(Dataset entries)
----------------------------------------
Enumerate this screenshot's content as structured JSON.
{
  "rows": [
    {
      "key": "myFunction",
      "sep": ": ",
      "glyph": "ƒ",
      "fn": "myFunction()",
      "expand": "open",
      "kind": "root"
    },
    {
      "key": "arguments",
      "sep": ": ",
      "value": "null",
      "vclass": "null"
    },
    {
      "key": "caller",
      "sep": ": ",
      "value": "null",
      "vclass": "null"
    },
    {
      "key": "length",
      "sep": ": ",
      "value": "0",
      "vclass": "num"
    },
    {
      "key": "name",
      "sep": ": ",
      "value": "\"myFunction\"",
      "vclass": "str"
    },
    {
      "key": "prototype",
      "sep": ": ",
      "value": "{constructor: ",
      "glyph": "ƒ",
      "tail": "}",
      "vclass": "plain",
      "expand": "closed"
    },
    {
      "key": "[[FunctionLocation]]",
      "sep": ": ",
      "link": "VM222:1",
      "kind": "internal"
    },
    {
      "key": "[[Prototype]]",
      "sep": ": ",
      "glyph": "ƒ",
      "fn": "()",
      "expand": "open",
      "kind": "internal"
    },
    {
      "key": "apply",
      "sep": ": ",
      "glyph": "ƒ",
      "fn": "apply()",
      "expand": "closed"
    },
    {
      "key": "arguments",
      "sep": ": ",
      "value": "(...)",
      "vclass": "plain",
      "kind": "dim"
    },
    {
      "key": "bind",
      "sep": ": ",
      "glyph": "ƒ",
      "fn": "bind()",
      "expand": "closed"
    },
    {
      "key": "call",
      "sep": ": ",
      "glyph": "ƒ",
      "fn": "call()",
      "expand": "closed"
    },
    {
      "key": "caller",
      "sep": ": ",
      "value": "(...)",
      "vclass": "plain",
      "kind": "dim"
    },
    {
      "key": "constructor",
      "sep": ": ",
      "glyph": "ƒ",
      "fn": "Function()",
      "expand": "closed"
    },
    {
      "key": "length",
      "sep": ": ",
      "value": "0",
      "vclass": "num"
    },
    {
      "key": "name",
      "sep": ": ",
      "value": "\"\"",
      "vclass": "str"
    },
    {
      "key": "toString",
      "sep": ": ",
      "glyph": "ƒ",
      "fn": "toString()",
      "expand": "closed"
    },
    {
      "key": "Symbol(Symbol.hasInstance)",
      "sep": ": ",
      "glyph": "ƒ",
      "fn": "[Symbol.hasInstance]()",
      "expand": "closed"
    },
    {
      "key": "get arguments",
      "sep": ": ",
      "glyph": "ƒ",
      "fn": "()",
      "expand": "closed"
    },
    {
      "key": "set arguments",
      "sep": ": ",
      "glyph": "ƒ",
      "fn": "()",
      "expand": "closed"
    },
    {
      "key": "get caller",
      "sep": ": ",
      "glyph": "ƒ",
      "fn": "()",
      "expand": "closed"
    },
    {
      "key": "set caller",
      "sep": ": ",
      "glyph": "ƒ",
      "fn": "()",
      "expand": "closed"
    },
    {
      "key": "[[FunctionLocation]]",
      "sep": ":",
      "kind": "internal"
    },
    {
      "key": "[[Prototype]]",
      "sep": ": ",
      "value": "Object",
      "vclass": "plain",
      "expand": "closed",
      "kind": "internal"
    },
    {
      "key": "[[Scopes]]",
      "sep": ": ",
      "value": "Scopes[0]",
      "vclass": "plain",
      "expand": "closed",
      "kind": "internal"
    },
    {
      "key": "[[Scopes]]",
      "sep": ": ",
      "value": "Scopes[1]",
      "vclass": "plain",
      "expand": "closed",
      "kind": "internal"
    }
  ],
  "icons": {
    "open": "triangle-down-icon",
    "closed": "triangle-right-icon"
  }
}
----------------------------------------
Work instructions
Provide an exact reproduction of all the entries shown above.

Answer to the problem
Enumerate this screenshot's content as structured JSON.
{
  "rows": [
    {
      "key": "myFunction",
      "sep": ": ",
      "glyph": "ƒ",
      "fn": "myFunction()",
      "expand": "open",
      "kind": "root"
    },
    {
      "key": "arguments",
      "sep": ": ",
      "value": "null",
      "vclass": "null"
    },
    {
      "key": "caller",
      "sep": ": ",
      "value": "null",
      "vclass": "null"
    },
    {
      "key": "length",
      "sep": ": ",
      "value": "0",
      "vclass": "num"
    },
    {
      "key": "name",
      "sep": ": ",
      "value": "\"myFunction\"",
      "vclass": "str"
    },
    {
      "key": "prototype",
      "sep": ": ",
      "value": "{constructor: ",
      "glyph": "ƒ",
      "tail": "}",
      "vclass": "plain",
      "expand": "closed"
    },
    {
      "key": "[[FunctionLocation]]",
      "sep": ": ",
      "link": "VM222:1",
      "kind": "internal"
    },
    {
      "key": "[[Prototype]]",
      "sep": ": ",
      "glyph": "ƒ",
      "fn": "()",
      "expand": "open",
      "kind": "internal"
    },
    {
      "key": "apply",
      "sep": ": ",
      "glyph": "ƒ",
      "fn": "apply()",
      "expand": "closed"
    },
    {
      "key": "arguments",
      "sep": ": ",
      "value": "(...)",
      "vclass": "plain",
      "kind": "dim"
    },
    {
      "key": "bind",
      "sep": ": ",
      "glyph": "ƒ",
      "fn": "bind()",
      "expand": "closed"
    },
    {
      "key": "call",
      "sep": ": ",
      "glyph": "ƒ",
      "fn": "call()",
      "expand": "closed"
    },
    {
      "key": "caller",
      "sep": ": ",
      "value": "(...)",
      "vclass": "plain",
      "kind": "dim"
    },
    {
      "key": "constructor",
      "sep": ": ",
      "glyph": "ƒ",
      "fn": "Function()",
      "expand": "closed"
    },
    {
      "key": "length",
      "sep": ": ",
      "value": "0",
      "vclass": "num"
    },
    {
      "key": "name",
      "sep": ": ",
      "value": "\"\"",
      "vclass": "str"
    },
    {
      "key": "toString",
      "sep": ": ",
      "glyph": "ƒ",
      "fn": "toString()",
      "expand": "closed"
    },
    {
      "key": "Symbol(Symbol.hasInstance)",
      "sep": ": ",
      "glyph": "ƒ",
      "fn": "[Symbol.hasInstance]()",
      "expand": "closed"
    },
    {
      "key": "get arguments",
      "sep": ": ",
      "glyph": "ƒ",
      "fn": "()",
      "expand": "closed"
    },
    {
      "key": "set arguments",
      "sep": ": ",
      "glyph": "ƒ",
      "fn": "()",
      "expand": "closed"
    },
    {
      "key": "get caller",
      "sep": ": ",
      "glyph": "ƒ",
      "fn": "()",
      "expand": "closed"
    },
    {
      "key": "set caller",
      "sep": ": ",
      "glyph": "ƒ",
      "fn": "()",
      "expand": "closed"
    },
    {
      "key": "[[FunctionLocation]]",
      "sep": ":",
      "kind": "internal"
    },
    {
      "key": "[[Prototype]]",
      "sep": ": ",
      "value": "Object",
      "vclass": "plain",
      "expand": "closed",
      "kind": "internal"
    },
    {
      "key": "[[Scopes]]",
      "sep": ": ",
      "value": "Scopes[0]",
      "vclass": "plain",
      "expand": "closed",
      "kind": "internal"
    },
    {
      "key": "[[Scopes]]",
      "sep": ": ",
      "value": "Scopes[1]",
      "vclass": "plain",
      "expand": "closed",
      "kind": "internal"
    }
  ],
  "icons": {
    "open": "triangle-down-icon",
    "closed": "triangle-right-icon"
  }
}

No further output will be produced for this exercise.